── Data to use

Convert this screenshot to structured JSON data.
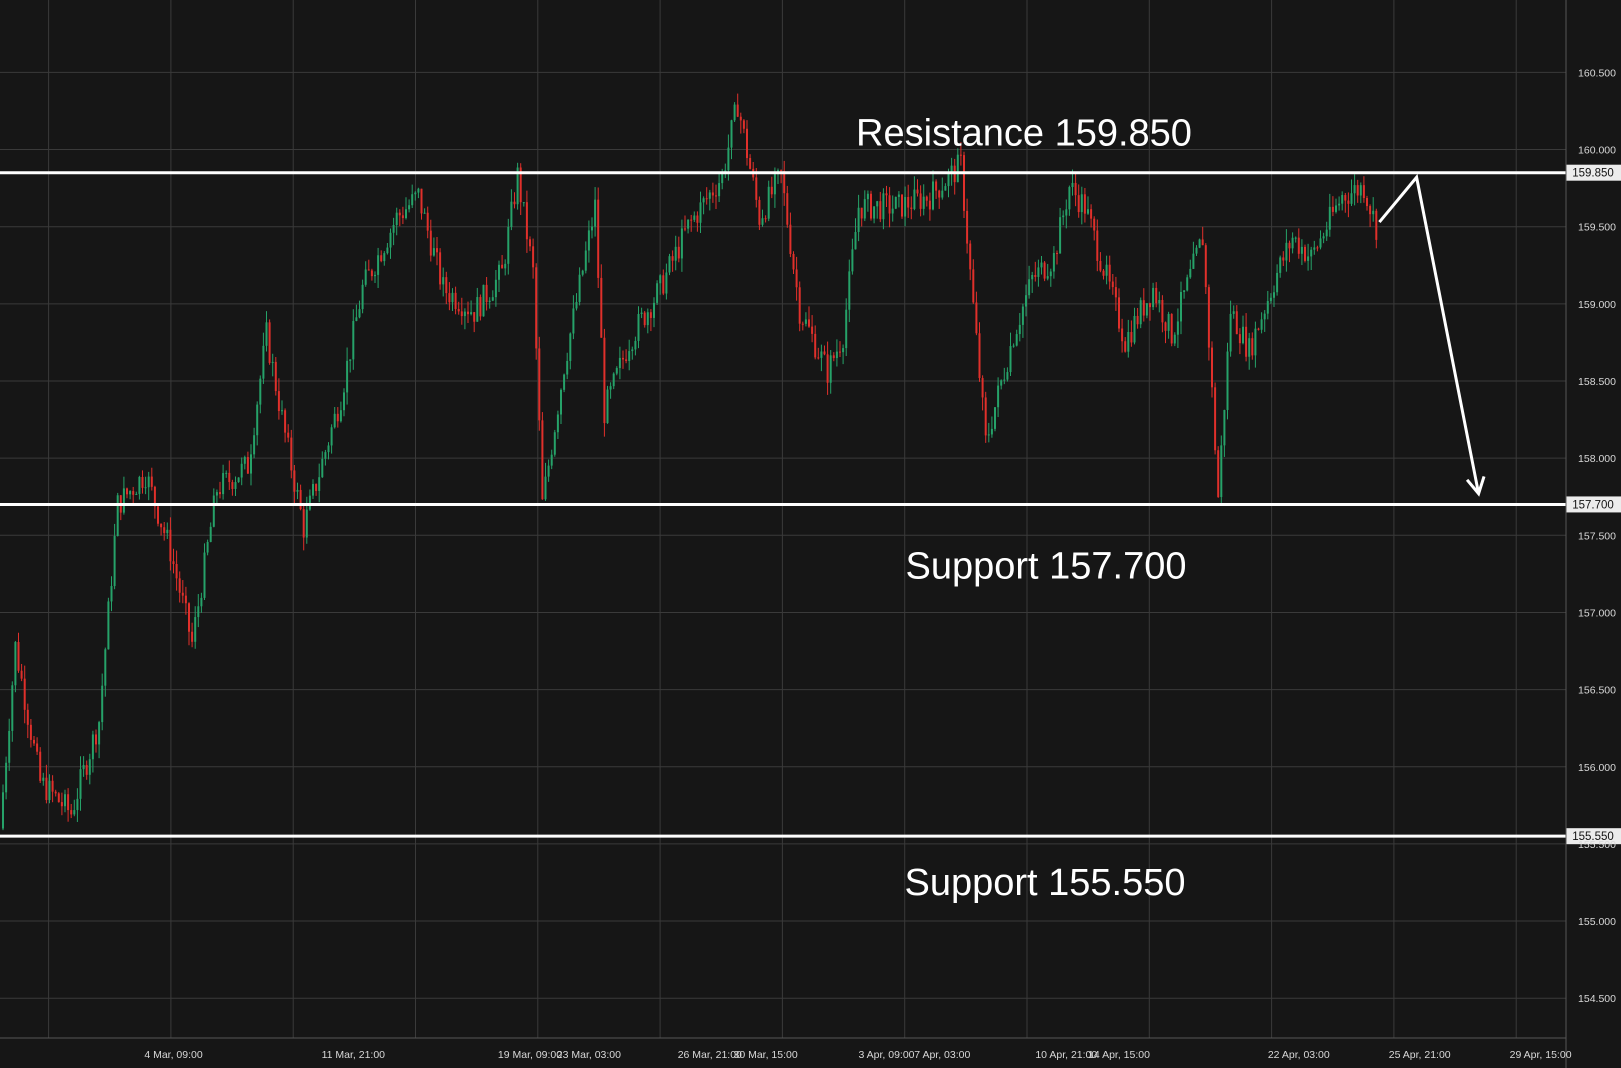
{
  "chart_data": {
    "type": "candlestick",
    "title": "",
    "colors": {
      "up": "#26a269",
      "down": "#e0302b",
      "background": "#161616",
      "grid": "#3a3a3a",
      "level_line": "#ffffff",
      "text": "#d8d8d8"
    },
    "ylim": [
      154.3,
      160.75
    ],
    "y_ticks": [
      "160.500",
      "160.000",
      "159.500",
      "159.000",
      "158.500",
      "158.000",
      "157.500",
      "157.000",
      "156.500",
      "156.000",
      "155.500",
      "155.000",
      "154.500"
    ],
    "x_ticks": [
      {
        "label": "4 Mar, 09:00",
        "idx": 55
      },
      {
        "label": "11 Mar, 21:00",
        "idx": 113
      },
      {
        "label": "19 Mar, 09:00",
        "idx": 170
      },
      {
        "label": "23 Mar, 03:00",
        "idx": 189
      },
      {
        "label": "26 Mar, 21:00",
        "idx": 228
      },
      {
        "label": "30 Mar, 15:00",
        "idx": 246
      },
      {
        "label": "3 Apr, 09:00",
        "idx": 285
      },
      {
        "label": "7 Apr, 03:00",
        "idx": 303
      },
      {
        "label": "10 Apr, 21:00",
        "idx": 343
      },
      {
        "label": "14 Apr, 15:00",
        "idx": 360
      },
      {
        "label": "22 Apr, 03:00",
        "idx": 418
      },
      {
        "label": "25 Apr, 21:00",
        "idx": 457
      },
      {
        "label": "29 Apr, 15:00",
        "idx": 496
      }
    ],
    "price_path": [
      [
        0,
        155.6
      ],
      [
        5,
        156.78
      ],
      [
        13,
        155.9
      ],
      [
        23,
        155.7
      ],
      [
        32,
        156.3
      ],
      [
        38,
        157.7
      ],
      [
        47,
        157.9
      ],
      [
        55,
        157.4
      ],
      [
        62,
        156.8
      ],
      [
        70,
        157.8
      ],
      [
        80,
        157.95
      ],
      [
        86,
        158.8
      ],
      [
        92,
        158.15
      ],
      [
        98,
        157.55
      ],
      [
        110,
        158.4
      ],
      [
        117,
        159.1
      ],
      [
        128,
        159.56
      ],
      [
        135,
        159.7
      ],
      [
        143,
        159.1
      ],
      [
        153,
        158.95
      ],
      [
        162,
        159.2
      ],
      [
        167,
        159.83
      ],
      [
        172,
        159.2
      ],
      [
        175,
        157.7
      ],
      [
        182,
        158.6
      ],
      [
        192,
        159.63
      ],
      [
        195,
        158.3
      ],
      [
        203,
        158.76
      ],
      [
        213,
        159.1
      ],
      [
        222,
        159.5
      ],
      [
        233,
        159.83
      ],
      [
        238,
        160.3
      ],
      [
        245,
        159.56
      ],
      [
        252,
        159.83
      ],
      [
        258,
        158.96
      ],
      [
        267,
        158.56
      ],
      [
        272,
        158.8
      ],
      [
        277,
        159.63
      ],
      [
        290,
        159.63
      ],
      [
        300,
        159.7
      ],
      [
        310,
        159.9
      ],
      [
        313,
        159.2
      ],
      [
        318,
        158.1
      ],
      [
        327,
        158.8
      ],
      [
        333,
        159.16
      ],
      [
        340,
        159.3
      ],
      [
        345,
        159.76
      ],
      [
        350,
        159.63
      ],
      [
        358,
        159.1
      ],
      [
        363,
        158.76
      ],
      [
        372,
        159.1
      ],
      [
        378,
        158.8
      ],
      [
        388,
        159.43
      ],
      [
        393,
        157.75
      ],
      [
        397,
        158.96
      ],
      [
        403,
        158.7
      ],
      [
        412,
        159.2
      ],
      [
        417,
        159.43
      ],
      [
        423,
        159.3
      ],
      [
        433,
        159.7
      ],
      [
        440,
        159.76
      ],
      [
        444,
        159.5
      ]
    ],
    "levels": [
      {
        "price": 159.85,
        "label": "159.850",
        "annotation": "Resistance 159.850"
      },
      {
        "price": 157.7,
        "label": "157.700",
        "annotation": "Support 157.700"
      },
      {
        "price": 155.55,
        "label": "155.550",
        "annotation": "Support 155.550"
      }
    ],
    "projection_arrow": [
      [
        444,
        159.53
      ],
      [
        456,
        159.82
      ],
      [
        476,
        157.77
      ]
    ]
  }
}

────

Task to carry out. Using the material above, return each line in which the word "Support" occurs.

Response to this exercise.
        "annotation": "Support 157.700"
        "annotation": "Support 155.550"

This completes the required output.